### [Your task]
Copy the data that follows exactly. Include no pictures.

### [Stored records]
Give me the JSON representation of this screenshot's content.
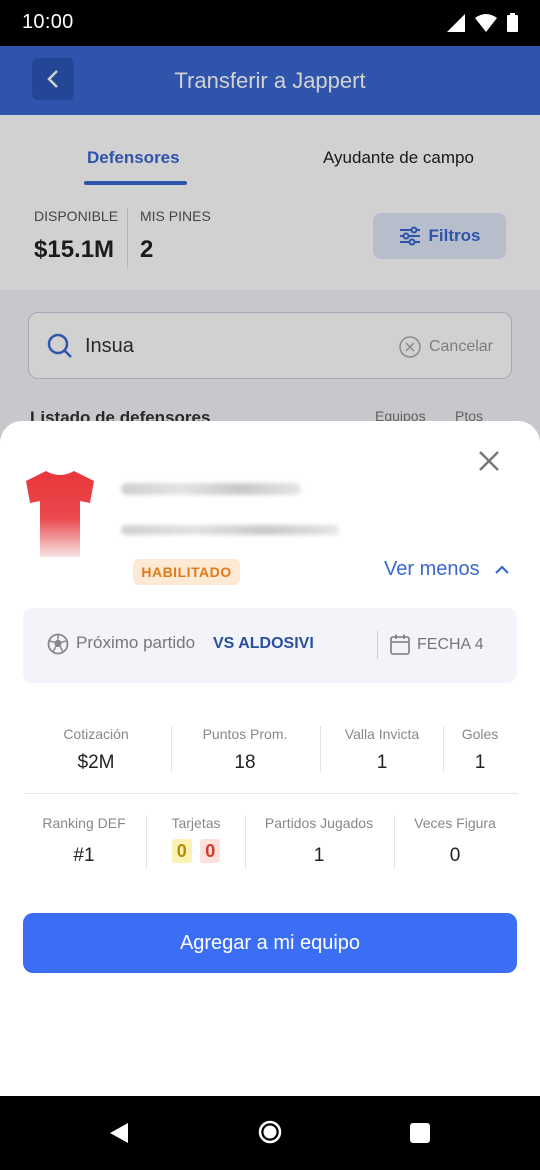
{
  "status_bar": {
    "time": "10:00"
  },
  "header": {
    "title": "Transferir a Jappert"
  },
  "tabs": [
    {
      "label": "Defensores",
      "active": true
    },
    {
      "label": "Ayudante de campo",
      "active": false
    }
  ],
  "budget": {
    "available_label": "DISPONIBLE",
    "available_value": "$15.1M",
    "pins_label": "MIS PINES",
    "pins_value": "2",
    "filter_label": "Filtros"
  },
  "search": {
    "value": "Insua",
    "cancel_label": "Cancelar"
  },
  "list_header": {
    "title": "Listado de defensores",
    "col_teams": "Equipos",
    "col_points": "Ptos"
  },
  "player": {
    "status_badge": "HABILITADO",
    "toggle_label": "Ver menos",
    "jersey_color": "#e8353a"
  },
  "match": {
    "label": "Próximo partido",
    "opponent": "VS ALDOSIVI",
    "round": "FECHA 4"
  },
  "stats_row1": [
    {
      "label": "Cotización",
      "value": "$2M"
    },
    {
      "label": "Puntos Prom.",
      "value": "18"
    },
    {
      "label": "Valla Invicta",
      "value": "1"
    },
    {
      "label": "Goles",
      "value": "1"
    }
  ],
  "stats_row2": {
    "ranking": {
      "label": "Ranking DEF",
      "value": "#1"
    },
    "cards": {
      "label": "Tarjetas",
      "yellow": "0",
      "red": "0"
    },
    "matches": {
      "label": "Partidos Jugados",
      "value": "1"
    },
    "figure": {
      "label": "Veces Figura",
      "value": "0"
    }
  },
  "add_button": {
    "label": "Agregar a mi equipo"
  },
  "colors": {
    "primary": "#3a67d2",
    "button": "#3b6ef5",
    "badge_text": "#e07b1a",
    "badge_bg": "#fde9d4"
  }
}
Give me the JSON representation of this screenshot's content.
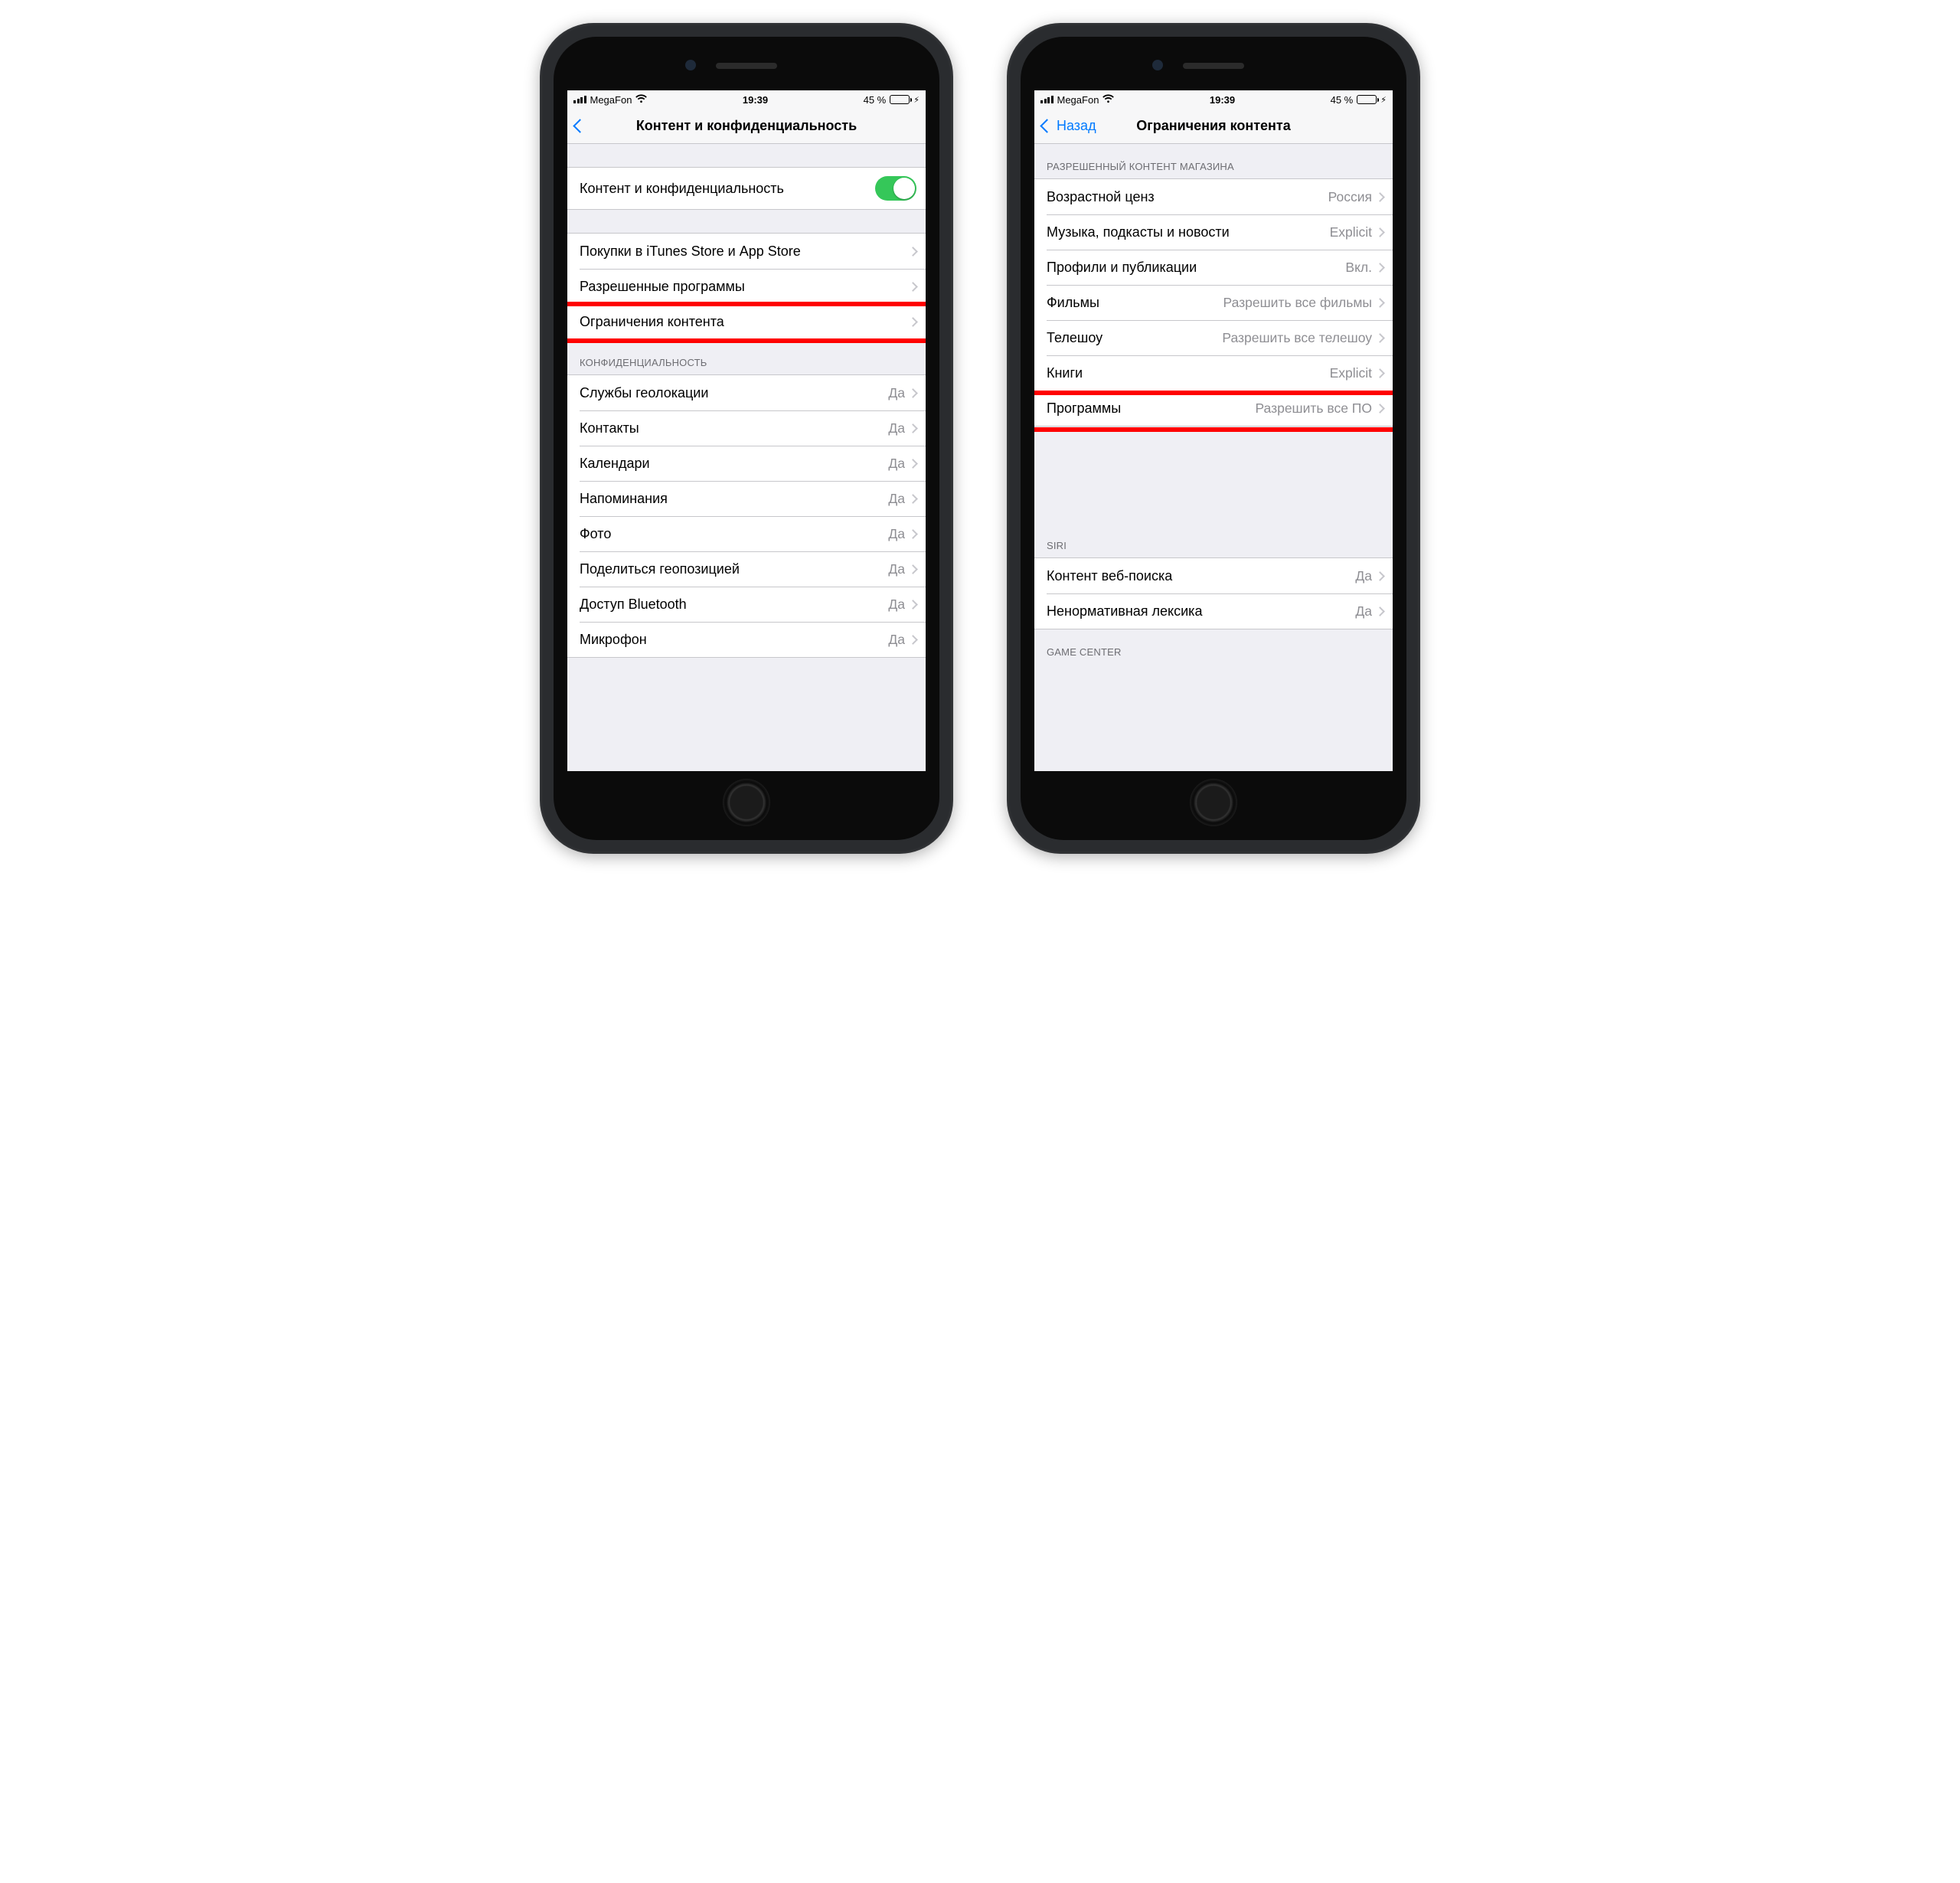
{
  "status": {
    "carrier": "MegaFon",
    "time": "19:39",
    "battery_pct": "45 %"
  },
  "left_phone": {
    "nav_title": "Контент и конфиденциальность",
    "toggle_row_label": "Контент и конфиденциальность",
    "group2": {
      "purchases": "Покупки в iTunes Store и App Store",
      "allowed_apps": "Разрешенные программы",
      "content_restrictions": "Ограничения контента"
    },
    "privacy_header": "КОНФИДЕНЦИАЛЬНОСТЬ",
    "privacy_rows": [
      {
        "label": "Службы геолокации",
        "value": "Да"
      },
      {
        "label": "Контакты",
        "value": "Да"
      },
      {
        "label": "Календари",
        "value": "Да"
      },
      {
        "label": "Напоминания",
        "value": "Да"
      },
      {
        "label": "Фото",
        "value": "Да"
      },
      {
        "label": "Поделиться геопозицией",
        "value": "Да"
      },
      {
        "label": "Доступ Bluetooth",
        "value": "Да"
      },
      {
        "label": "Микрофон",
        "value": "Да"
      }
    ]
  },
  "right_phone": {
    "back_label": "Назад",
    "nav_title": "Ограничения контента",
    "store_header": "РАЗРЕШЕННЫЙ КОНТЕНТ МАГАЗИНА",
    "store_rows": [
      {
        "label": "Возрастной ценз",
        "value": "Россия"
      },
      {
        "label": "Музыка, подкасты и новости",
        "value": "Explicit"
      },
      {
        "label": "Профили и публикации",
        "value": "Вкл."
      },
      {
        "label": "Фильмы",
        "value": "Разрешить все фильмы"
      },
      {
        "label": "Телешоу",
        "value": "Разрешить все телешоу"
      },
      {
        "label": "Книги",
        "value": "Explicit"
      },
      {
        "label": "Программы",
        "value": "Разрешить все ПО"
      }
    ],
    "siri_header": "SIRI",
    "siri_rows": [
      {
        "label": "Контент веб-поиска",
        "value": "Да"
      },
      {
        "label": "Ненормативная лексика",
        "value": "Да"
      }
    ],
    "gc_header": "GAME CENTER"
  }
}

### [Output for this task]
Give me the JSON representation of this screenshot's content.
{
  "status_bar": {
    "time": "10:00"
  },
  "header": {
    "title": "Transferir a Jappert"
  },
  "tabs": [
    {
      "label": "Defensores",
      "active": true
    },
    {
      "label": "Ayudante de campo",
      "active": false
    }
  ],
  "budget": {
    "available_label": "DISPONIBLE",
    "available_value": "$15.1M",
    "pins_label": "MIS PINES",
    "pins_value": "2",
    "filter_label": "Filtros"
  },
  "search": {
    "value": "Insua",
    "cancel_label": "Cancelar"
  },
  "list_header": {
    "title": "Listado de defensores",
    "col_teams": "Equipos",
    "col_points": "Ptos"
  },
  "player": {
    "status_badge": "HABILITADO",
    "toggle_label": "Ver menos",
    "jersey_color": "#e8353a"
  },
  "match": {
    "label": "Próximo partido",
    "opponent": "VS ALDOSIVI",
    "round": "FECHA 4"
  },
  "stats_row1": [
    {
      "label": "Cotización",
      "value": "$2M"
    },
    {
      "label": "Puntos Prom.",
      "value": "18"
    },
    {
      "label": "Valla Invicta",
      "value": "1"
    },
    {
      "label": "Goles",
      "value": "1"
    }
  ],
  "stats_row2": {
    "ranking": {
      "label": "Ranking DEF",
      "value": "#1"
    },
    "cards": {
      "label": "Tarjetas",
      "yellow": "0",
      "red": "0"
    },
    "matches": {
      "label": "Partidos Jugados",
      "value": "1"
    },
    "figure": {
      "label": "Veces Figura",
      "value": "0"
    }
  },
  "add_button": {
    "label": "Agregar a mi equipo"
  },
  "colors": {
    "primary": "#3a67d2",
    "button": "#3b6ef5",
    "badge_text": "#e07b1a",
    "badge_bg": "#fde9d4"
  }
}
Give me the JSON representation of this screenshot's content.
{
  "status": {
    "carrier": "MegaFon",
    "time": "19:39",
    "battery_pct": "45 %"
  },
  "left_phone": {
    "nav_title": "Контент и конфиденциальность",
    "toggle_row_label": "Контент и конфиденциальность",
    "group2": {
      "purchases": "Покупки в iTunes Store и App Store",
      "allowed_apps": "Разрешенные программы",
      "content_restrictions": "Ограничения контента"
    },
    "privacy_header": "КОНФИДЕНЦИАЛЬНОСТЬ",
    "privacy_rows": [
      {
        "label": "Службы геолокации",
        "value": "Да"
      },
      {
        "label": "Контакты",
        "value": "Да"
      },
      {
        "label": "Календари",
        "value": "Да"
      },
      {
        "label": "Напоминания",
        "value": "Да"
      },
      {
        "label": "Фото",
        "value": "Да"
      },
      {
        "label": "Поделиться геопозицией",
        "value": "Да"
      },
      {
        "label": "Доступ Bluetooth",
        "value": "Да"
      },
      {
        "label": "Микрофон",
        "value": "Да"
      }
    ]
  },
  "right_phone": {
    "back_label": "Назад",
    "nav_title": "Ограничения контента",
    "store_header": "РАЗРЕШЕННЫЙ КОНТЕНТ МАГАЗИНА",
    "store_rows": [
      {
        "label": "Возрастной ценз",
        "value": "Россия"
      },
      {
        "label": "Музыка, подкасты и новости",
        "value": "Explicit"
      },
      {
        "label": "Профили и публикации",
        "value": "Вкл."
      },
      {
        "label": "Фильмы",
        "value": "Разрешить все фильмы"
      },
      {
        "label": "Телешоу",
        "value": "Разрешить все телешоу"
      },
      {
        "label": "Книги",
        "value": "Explicit"
      },
      {
        "label": "Программы",
        "value": "Разрешить все ПО"
      }
    ],
    "siri_header": "SIRI",
    "siri_rows": [
      {
        "label": "Контент веб-поиска",
        "value": "Да"
      },
      {
        "label": "Ненормативная лексика",
        "value": "Да"
      }
    ],
    "gc_header": "GAME CENTER"
  }
}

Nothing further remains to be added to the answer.